Brief> Pictures aside, quote the whole listing exactly.
Data provided section start
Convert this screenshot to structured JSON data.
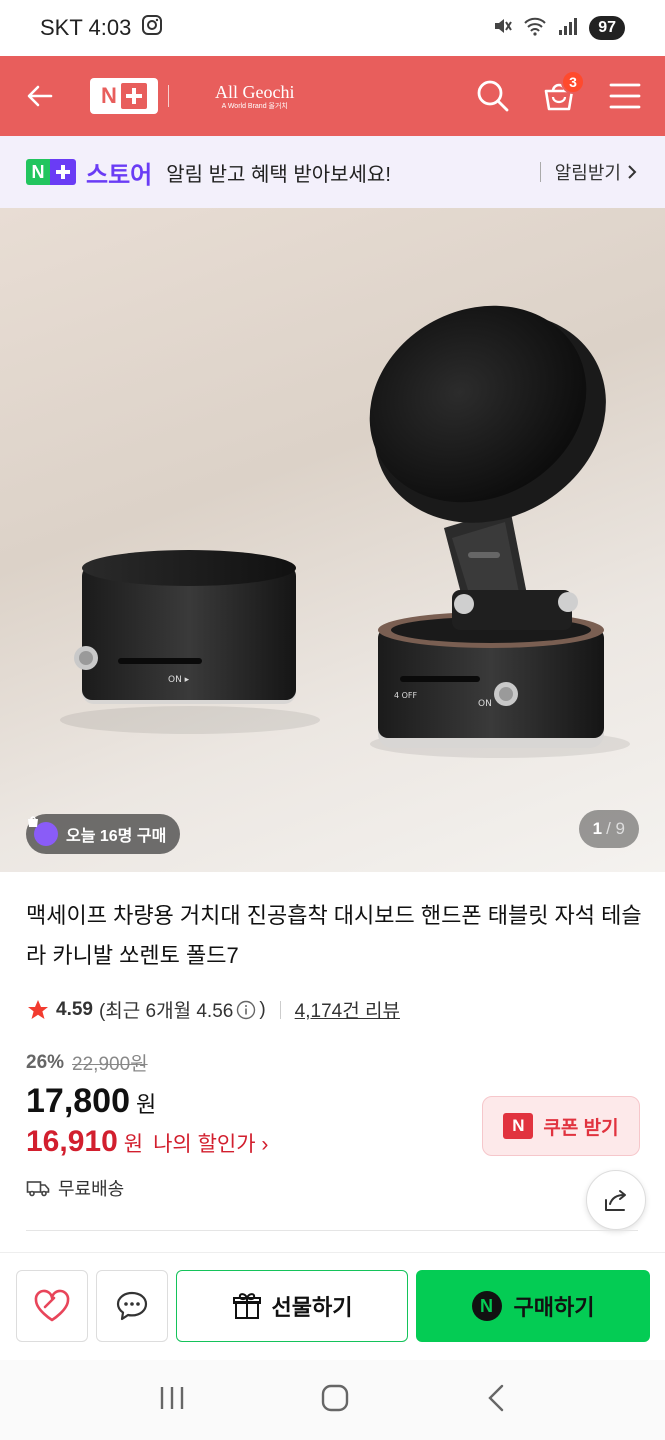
{
  "status_bar": {
    "carrier_time": "SKT 4:03",
    "battery": "97"
  },
  "header": {
    "brand_line1": "All Geochi",
    "brand_line2": "A World Brand 올거치",
    "cart_count": "3"
  },
  "notice": {
    "store_label": "스토어",
    "message": "알림 받고 혜택 받아보세요!",
    "action": "알림받기"
  },
  "gallery": {
    "buyers_today": "오늘 16명 구매",
    "current": "1",
    "total": "/ 9"
  },
  "product": {
    "title": "맥세이프 차량용 거치대 진공흡착 대시보드 핸드폰 태블릿 자석 테슬라 카니발 쏘렌토 폴드7",
    "rating": "4.59",
    "recent_rating": "(최근 6개월 4.56",
    "recent_rating_close": ")",
    "review_count": "4,174건 리뷰",
    "discount_pct": "26%",
    "original_price": "22,900원",
    "price": "17,800",
    "price_unit": "원",
    "my_price": "16,910",
    "my_price_unit": "원",
    "my_price_label": "나의 할인가 ›",
    "shipping": "무료배송",
    "coupon_label": "쿠폰 받기"
  },
  "action_bar": {
    "gift_label": "선물하기",
    "buy_label": "구매하기"
  },
  "colors": {
    "header_bg": "#e85e5c",
    "accent_green": "#04cc54",
    "sale_red": "#d21f2e",
    "store_purple": "#6a3cf5"
  }
}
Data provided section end
Reply to the exercise>
Convert this screenshot to structured JSON data.
{
  "status_bar": {
    "carrier_time": "SKT 4:03",
    "battery": "97"
  },
  "header": {
    "brand_line1": "All Geochi",
    "brand_line2": "A World Brand 올거치",
    "cart_count": "3"
  },
  "notice": {
    "store_label": "스토어",
    "message": "알림 받고 혜택 받아보세요!",
    "action": "알림받기"
  },
  "gallery": {
    "buyers_today": "오늘 16명 구매",
    "current": "1",
    "total": "/ 9"
  },
  "product": {
    "title": "맥세이프 차량용 거치대 진공흡착 대시보드 핸드폰 태블릿 자석 테슬라 카니발 쏘렌토 폴드7",
    "rating": "4.59",
    "recent_rating": "(최근 6개월 4.56",
    "recent_rating_close": ")",
    "review_count": "4,174건 리뷰",
    "discount_pct": "26%",
    "original_price": "22,900원",
    "price": "17,800",
    "price_unit": "원",
    "my_price": "16,910",
    "my_price_unit": "원",
    "my_price_label": "나의 할인가 ›",
    "shipping": "무료배송",
    "coupon_label": "쿠폰 받기"
  },
  "action_bar": {
    "gift_label": "선물하기",
    "buy_label": "구매하기"
  },
  "colors": {
    "header_bg": "#e85e5c",
    "accent_green": "#04cc54",
    "sale_red": "#d21f2e",
    "store_purple": "#6a3cf5"
  }
}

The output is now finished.